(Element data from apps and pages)
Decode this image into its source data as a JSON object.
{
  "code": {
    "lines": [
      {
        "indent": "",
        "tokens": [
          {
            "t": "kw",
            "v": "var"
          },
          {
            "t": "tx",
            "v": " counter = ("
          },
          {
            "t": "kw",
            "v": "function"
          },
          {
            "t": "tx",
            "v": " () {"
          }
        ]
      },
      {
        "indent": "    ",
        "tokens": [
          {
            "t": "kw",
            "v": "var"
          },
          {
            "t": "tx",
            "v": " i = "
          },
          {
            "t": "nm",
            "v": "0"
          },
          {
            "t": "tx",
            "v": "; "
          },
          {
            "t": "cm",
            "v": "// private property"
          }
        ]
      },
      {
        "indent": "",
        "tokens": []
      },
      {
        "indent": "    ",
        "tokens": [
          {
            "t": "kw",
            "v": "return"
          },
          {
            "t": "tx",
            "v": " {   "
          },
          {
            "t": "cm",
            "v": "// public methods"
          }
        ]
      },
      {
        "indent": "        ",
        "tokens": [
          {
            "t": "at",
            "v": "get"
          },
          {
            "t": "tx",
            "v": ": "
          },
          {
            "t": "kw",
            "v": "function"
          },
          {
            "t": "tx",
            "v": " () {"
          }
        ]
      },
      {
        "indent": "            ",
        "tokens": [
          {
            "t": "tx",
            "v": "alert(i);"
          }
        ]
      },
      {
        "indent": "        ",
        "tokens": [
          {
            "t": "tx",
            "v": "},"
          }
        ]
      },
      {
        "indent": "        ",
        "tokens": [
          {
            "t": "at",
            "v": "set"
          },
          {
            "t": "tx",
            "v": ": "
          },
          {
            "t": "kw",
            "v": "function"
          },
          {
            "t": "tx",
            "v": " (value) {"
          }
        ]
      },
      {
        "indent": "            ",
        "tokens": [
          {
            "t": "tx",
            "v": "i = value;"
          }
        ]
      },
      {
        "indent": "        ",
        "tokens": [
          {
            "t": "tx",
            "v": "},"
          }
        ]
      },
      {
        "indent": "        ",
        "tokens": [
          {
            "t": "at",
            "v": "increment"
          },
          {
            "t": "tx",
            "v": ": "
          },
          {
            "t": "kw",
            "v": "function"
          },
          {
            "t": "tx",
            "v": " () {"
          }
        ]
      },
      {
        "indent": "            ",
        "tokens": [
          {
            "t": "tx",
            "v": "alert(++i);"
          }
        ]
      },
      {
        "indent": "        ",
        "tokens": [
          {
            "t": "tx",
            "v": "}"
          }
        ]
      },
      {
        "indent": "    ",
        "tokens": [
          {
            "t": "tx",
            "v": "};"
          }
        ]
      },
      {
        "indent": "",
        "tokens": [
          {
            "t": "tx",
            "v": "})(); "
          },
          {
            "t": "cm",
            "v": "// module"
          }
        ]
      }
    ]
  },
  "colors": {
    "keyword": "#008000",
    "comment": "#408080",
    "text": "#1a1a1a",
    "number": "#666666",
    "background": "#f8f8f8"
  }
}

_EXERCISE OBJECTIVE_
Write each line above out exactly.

_RESULT_
Decode this image into its source data as a JSON object.
{
  "code": {
    "lines": [
      {
        "indent": "",
        "tokens": [
          {
            "t": "kw",
            "v": "var"
          },
          {
            "t": "tx",
            "v": " counter = ("
          },
          {
            "t": "kw",
            "v": "function"
          },
          {
            "t": "tx",
            "v": " () {"
          }
        ]
      },
      {
        "indent": "    ",
        "tokens": [
          {
            "t": "kw",
            "v": "var"
          },
          {
            "t": "tx",
            "v": " i = "
          },
          {
            "t": "nm",
            "v": "0"
          },
          {
            "t": "tx",
            "v": "; "
          },
          {
            "t": "cm",
            "v": "// private property"
          }
        ]
      },
      {
        "indent": "",
        "tokens": []
      },
      {
        "indent": "    ",
        "tokens": [
          {
            "t": "kw",
            "v": "return"
          },
          {
            "t": "tx",
            "v": " {   "
          },
          {
            "t": "cm",
            "v": "// public methods"
          }
        ]
      },
      {
        "indent": "        ",
        "tokens": [
          {
            "t": "at",
            "v": "get"
          },
          {
            "t": "tx",
            "v": ": "
          },
          {
            "t": "kw",
            "v": "function"
          },
          {
            "t": "tx",
            "v": " () {"
          }
        ]
      },
      {
        "indent": "            ",
        "tokens": [
          {
            "t": "tx",
            "v": "alert(i);"
          }
        ]
      },
      {
        "indent": "        ",
        "tokens": [
          {
            "t": "tx",
            "v": "},"
          }
        ]
      },
      {
        "indent": "        ",
        "tokens": [
          {
            "t": "at",
            "v": "set"
          },
          {
            "t": "tx",
            "v": ": "
          },
          {
            "t": "kw",
            "v": "function"
          },
          {
            "t": "tx",
            "v": " (value) {"
          }
        ]
      },
      {
        "indent": "            ",
        "tokens": [
          {
            "t": "tx",
            "v": "i = value;"
          }
        ]
      },
      {
        "indent": "        ",
        "tokens": [
          {
            "t": "tx",
            "v": "},"
          }
        ]
      },
      {
        "indent": "        ",
        "tokens": [
          {
            "t": "at",
            "v": "increment"
          },
          {
            "t": "tx",
            "v": ": "
          },
          {
            "t": "kw",
            "v": "function"
          },
          {
            "t": "tx",
            "v": " () {"
          }
        ]
      },
      {
        "indent": "            ",
        "tokens": [
          {
            "t": "tx",
            "v": "alert(++i);"
          }
        ]
      },
      {
        "indent": "        ",
        "tokens": [
          {
            "t": "tx",
            "v": "}"
          }
        ]
      },
      {
        "indent": "    ",
        "tokens": [
          {
            "t": "tx",
            "v": "};"
          }
        ]
      },
      {
        "indent": "",
        "tokens": [
          {
            "t": "tx",
            "v": "})(); "
          },
          {
            "t": "cm",
            "v": "// module"
          }
        ]
      }
    ]
  },
  "colors": {
    "keyword": "#008000",
    "comment": "#408080",
    "text": "#1a1a1a",
    "number": "#666666",
    "background": "#f8f8f8"
  }
}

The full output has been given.